[Opening Given entries section]

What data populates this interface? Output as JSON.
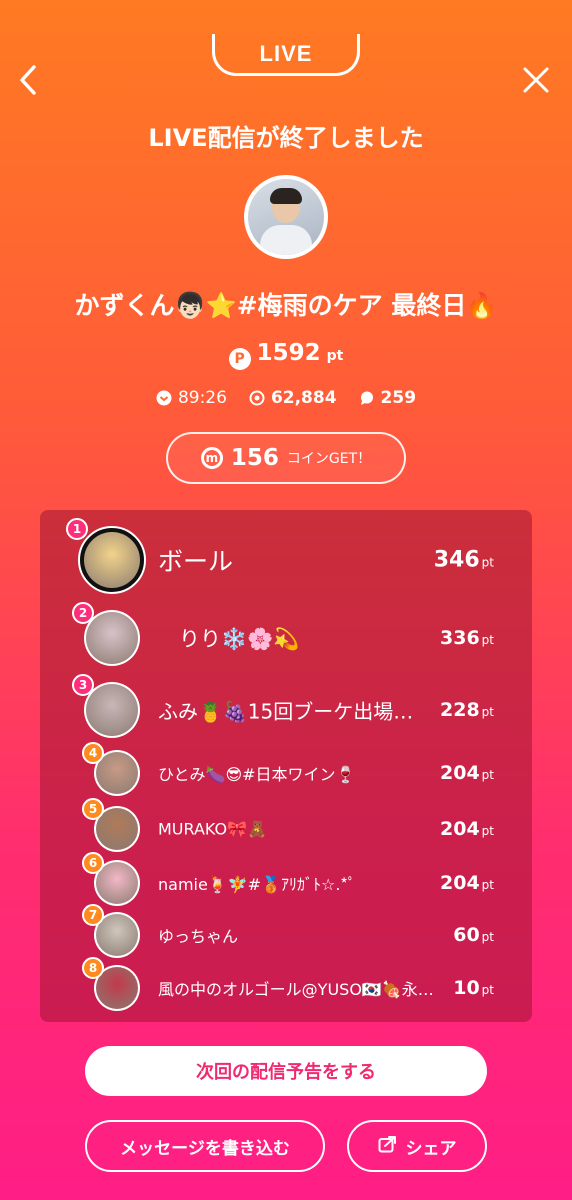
{
  "header": {
    "live_label": "LIVE",
    "back_icon": "chevron-left-icon",
    "close_icon": "close-icon"
  },
  "headline": "LIVE配信が終了しました",
  "stream": {
    "title": "かずくん👦🏻⭐#梅雨のケア 最終日🔥",
    "points_value": "1592",
    "points_unit": "pt",
    "points_icon_letter": "P"
  },
  "stats": {
    "duration": "89:26",
    "views": "62,884",
    "comments": "259"
  },
  "coins": {
    "value": "156",
    "label": "コインGET！",
    "icon_letter": "m"
  },
  "ranking": [
    {
      "rank": "1",
      "name": "ボール",
      "score": "346",
      "unit": "pt",
      "badge_color": "#ff2e7a",
      "avatar_color": "#f2d38a"
    },
    {
      "rank": "2",
      "name": "　りり❄️🌸💫",
      "score": "336",
      "unit": "pt",
      "badge_color": "#ff2e7a",
      "avatar_color": "#d8c2c8"
    },
    {
      "rank": "3",
      "name": "ふみ🍍🍇15回ブーケ出場…",
      "score": "228",
      "unit": "pt",
      "badge_color": "#ff2e7a",
      "avatar_color": "#c9b6b9"
    },
    {
      "rank": "4",
      "name": "ひとみ🍆😎#日本ワイン🍷",
      "score": "204",
      "unit": "pt",
      "badge_color": "#ff8a1e",
      "avatar_color": "#c89a86"
    },
    {
      "rank": "5",
      "name": "MURAKO🎀🧸",
      "score": "204",
      "unit": "pt",
      "badge_color": "#ff8a1e",
      "avatar_color": "#b07a5a"
    },
    {
      "rank": "6",
      "name": "namie🍹🧚#🥉ｱﾘｶﾞﾄ☆.*ﾟ",
      "score": "204",
      "unit": "pt",
      "badge_color": "#ff8a1e",
      "avatar_color": "#f2b8c6"
    },
    {
      "rank": "7",
      "name": "ゆっちゃん",
      "score": "60",
      "unit": "pt",
      "badge_color": "#ff8a1e",
      "avatar_color": "#cfc6bd"
    },
    {
      "rank": "8",
      "name": "風の中のオルゴール@YUSO🇰🇷🍖永…",
      "score": "10",
      "unit": "pt",
      "badge_color": "#ff8a1e",
      "avatar_color": "#c23a4a"
    }
  ],
  "actions": {
    "schedule_label": "次回の配信予告をする",
    "message_label": "メッセージを書き込む",
    "share_label": "シェア",
    "share_icon": "share-icon"
  }
}
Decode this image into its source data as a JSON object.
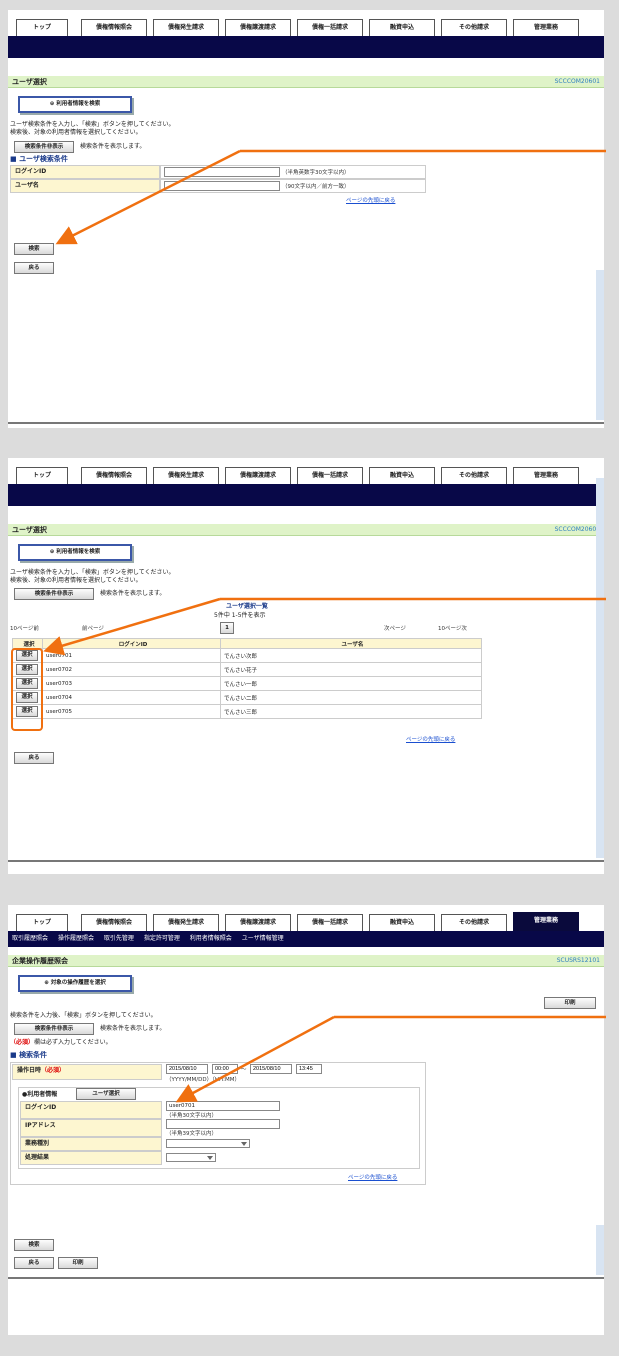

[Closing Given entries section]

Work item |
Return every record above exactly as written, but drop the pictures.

Response area |
What data populates this interface? Output as JSON.
{
  "header": {
    "live_label": "LIVE",
    "back_icon": "chevron-left-icon",
    "close_icon": "close-icon"
  },
  "headline": "LIVE配信が終了しました",
  "stream": {
    "title": "かずくん👦🏻⭐#梅雨のケア 最終日🔥",
    "points_value": "1592",
    "points_unit": "pt",
    "points_icon_letter": "P"
  },
  "stats": {
    "duration": "89:26",
    "views": "62,884",
    "comments": "259"
  },
  "coins": {
    "value": "156",
    "label": "コインGET！",
    "icon_letter": "m"
  },
  "ranking": [
    {
      "rank": "1",
      "name": "ボール",
      "score": "346",
      "unit": "pt",
      "badge_color": "#ff2e7a",
      "avatar_color": "#f2d38a"
    },
    {
      "rank": "2",
      "name": "　りり❄️🌸💫",
      "score": "336",
      "unit": "pt",
      "badge_color": "#ff2e7a",
      "avatar_color": "#d8c2c8"
    },
    {
      "rank": "3",
      "name": "ふみ🍍🍇15回ブーケ出場…",
      "score": "228",
      "unit": "pt",
      "badge_color": "#ff2e7a",
      "avatar_color": "#c9b6b9"
    },
    {
      "rank": "4",
      "name": "ひとみ🍆😎#日本ワイン🍷",
      "score": "204",
      "unit": "pt",
      "badge_color": "#ff8a1e",
      "avatar_color": "#c89a86"
    },
    {
      "rank": "5",
      "name": "MURAKO🎀🧸",
      "score": "204",
      "unit": "pt",
      "badge_color": "#ff8a1e",
      "avatar_color": "#b07a5a"
    },
    {
      "rank": "6",
      "name": "namie🍹🧚#🥉ｱﾘｶﾞﾄ☆.*ﾟ",
      "score": "204",
      "unit": "pt",
      "badge_color": "#ff8a1e",
      "avatar_color": "#f2b8c6"
    },
    {
      "rank": "7",
      "name": "ゆっちゃん",
      "score": "60",
      "unit": "pt",
      "badge_color": "#ff8a1e",
      "avatar_color": "#cfc6bd"
    },
    {
      "rank": "8",
      "name": "風の中のオルゴール@YUSO🇰🇷🍖永…",
      "score": "10",
      "unit": "pt",
      "badge_color": "#ff8a1e",
      "avatar_color": "#c23a4a"
    }
  ],
  "actions": {
    "schedule_label": "次回の配信予告をする",
    "message_label": "メッセージを書き込む",
    "share_label": "シェア",
    "share_icon": "share-icon"
  }
}
Decode this image into its source data as a JSON object.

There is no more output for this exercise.